America’s Hardened Arteries

Tags: Transportation Infrastructure, Legislation, Public Policy, and Regulations

Keith Biondo is the publisher of Inbound Logistics magazine.

Over there: They plan to build an island where none exists. And a modern port. And road and rail connections. In five years.

Over here: We study for more than two decades whether or not to dredge the Savannah River.

Over there: They measure port operation productivity in multiples of what we have here. "Compared to the best port internationally, a North American port would fail by a factor of more than four to one," says John Vickerman, president of Vickerman & Associates, a port consultant group. And, port modernization through investment in automation and new technology proceeds at a rapid pace.

Over here: "The United States lags behind others in the world in modernization of shipping terminals," says Jim Kruse of the Center for Ports & Waterways, Texas A&M Transportation Institute. "They have to become more efficient."

Over here: We consistently raid money set aside for transport infrastructure maintenance, redirecting resources to fund policies that buy more votes in the short term.

Over there: They take a long-term view. They are smart enough to realize that money given away now is gone forever, but money invested in transport infrastructure keeps economies growing, paying dividends for decades.

Over here: We marshal taxpayer dollars reactively—responding to short-term economic crisis, or a need to sink some political three-pointers.

Over there: Everyone must deal with domestic political realities. But some issues are so important—such as maintaining the arteries serving commerce, general economic welfare, and the common good—that they are exempted from political wrangling.

Over here: We use vast amounts of public money to fund transport projects such as bike paths for the elite few who are chasing a green dream. We also spend vast sums on underutilized light rail projects that are little more than local pork or programs to create government jobs.

Over there: They have a national transportation policy that prioritizes spending, directing resources to projects that will do the most good for the most people for the longest time. Even better, they have a global transportation policy that enhances their ability to excel in world trade.

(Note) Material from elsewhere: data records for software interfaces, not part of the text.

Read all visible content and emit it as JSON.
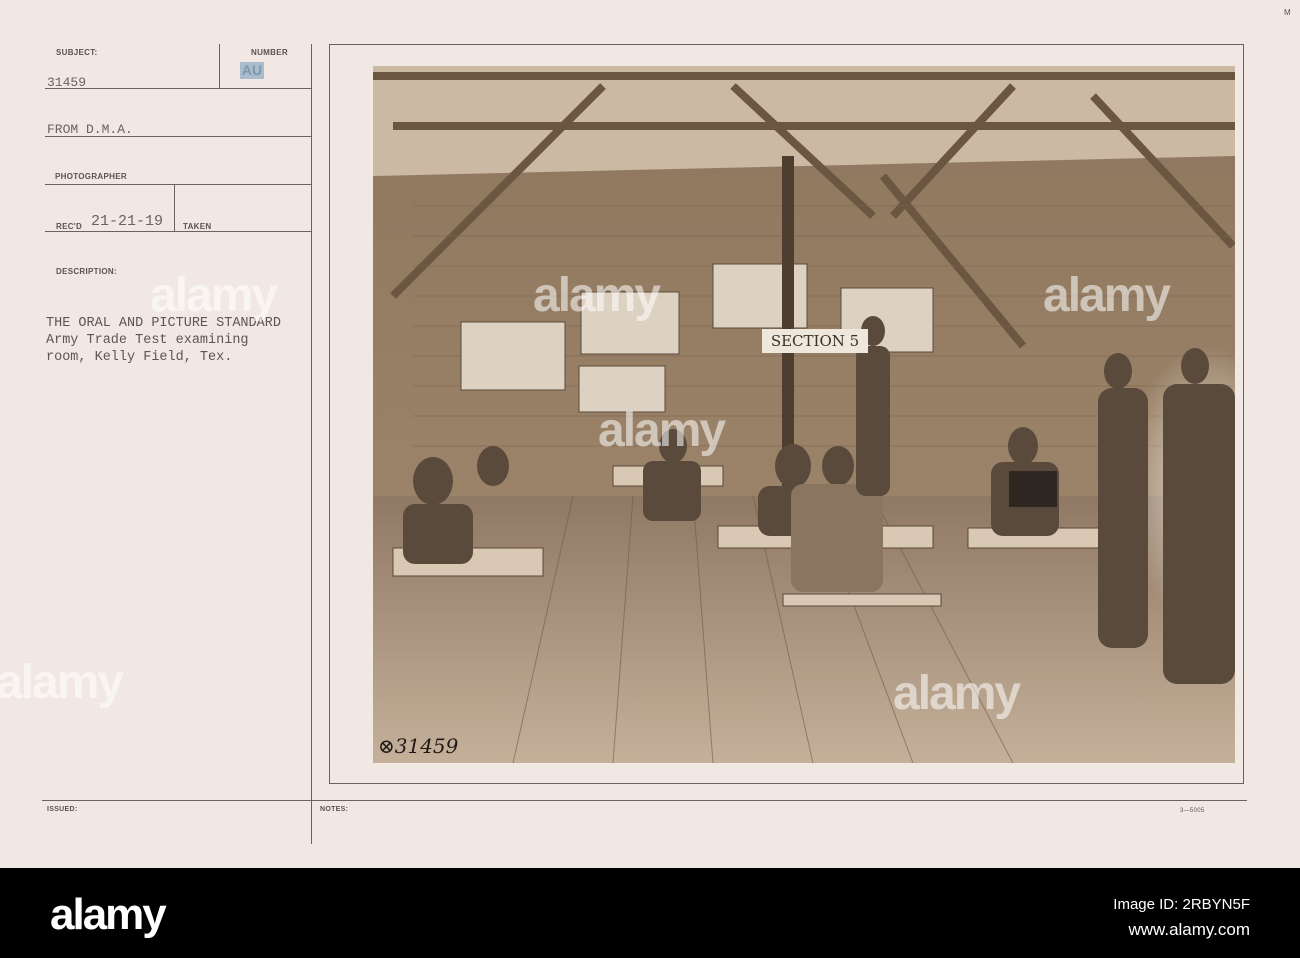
{
  "card": {
    "subject_label": "SUBJECT:",
    "subject_value": "31459",
    "number_label": "NUMBER",
    "number_stamp": "AU",
    "from_value": "FROM D.M.A.",
    "photographer_label": "PHOTOGRAPHER",
    "recd_label": "REC'D",
    "recd_value": "21-21-19",
    "taken_label": "TAKEN",
    "description_label": "DESCRIPTION:",
    "description_lines": [
      "THE ORAL AND PICTURE STANDARD",
      "Army Trade Test examining",
      "room, Kelly Field, Tex."
    ],
    "issued_label": "ISSUED:",
    "notes_label": "NOTES:",
    "form_number": "3—5005",
    "corner_mark": "M"
  },
  "photo": {
    "handwritten_number": "⊗31459",
    "sign_text": "SECTION 5"
  },
  "watermark": {
    "text": "alamy",
    "image_id": "Image ID: 2RBYN5F",
    "url": "www.alamy.com"
  }
}
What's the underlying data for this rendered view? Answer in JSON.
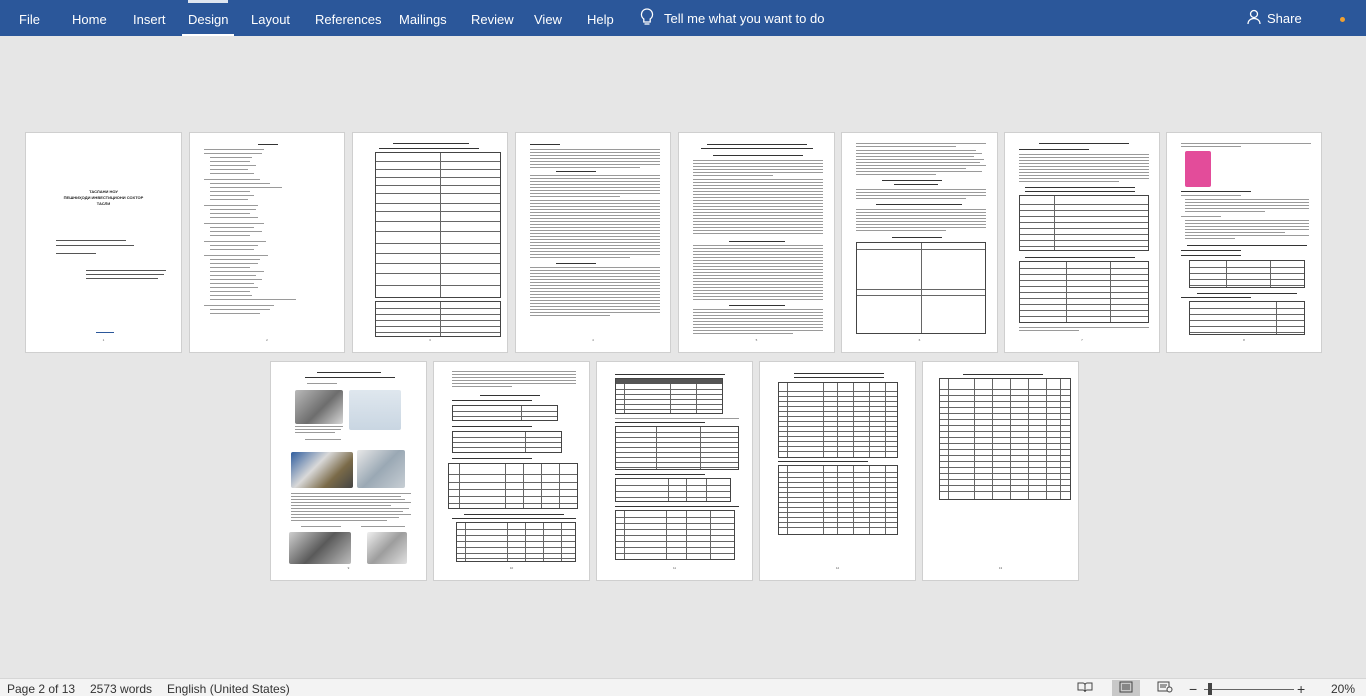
{
  "ribbon": {
    "tabs": [
      "File",
      "Home",
      "Insert",
      "Design",
      "Layout",
      "References",
      "Mailings",
      "Review",
      "View",
      "Help"
    ],
    "active_tab": "Design",
    "tell_me": "Tell me what you want to do",
    "share": "Share"
  },
  "document": {
    "cover_title_line1": "ТАСЛАНИ НОУ",
    "cover_title_line2": "ПЕШНИҲОДИ ИНВЕСТИЦИОНИ СОХТОР",
    "cover_title_line3": "ТАСЛИ",
    "rows": [
      {
        "pages": [
          "1",
          "2",
          "3",
          "4",
          "5",
          "6",
          "7",
          "8"
        ]
      },
      {
        "pages": [
          "9",
          "10",
          "11",
          "12",
          "13"
        ]
      }
    ]
  },
  "status_bar": {
    "page": "Page 2 of 13",
    "words": "2573 words",
    "language": "English (United States)",
    "zoom": "20%",
    "zoom_minus": "−",
    "zoom_plus": "+"
  },
  "colors": {
    "ribbon": "#2b579a",
    "canvas": "#e6e6e6",
    "status_bar": "#f3f3f3"
  }
}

Over here: We are making some real progress, mostly at the grass-roots level by private entities. But it is not enough. Our arteries of global trade, logistics, and commerce are hardening—while over there, they are not standing still.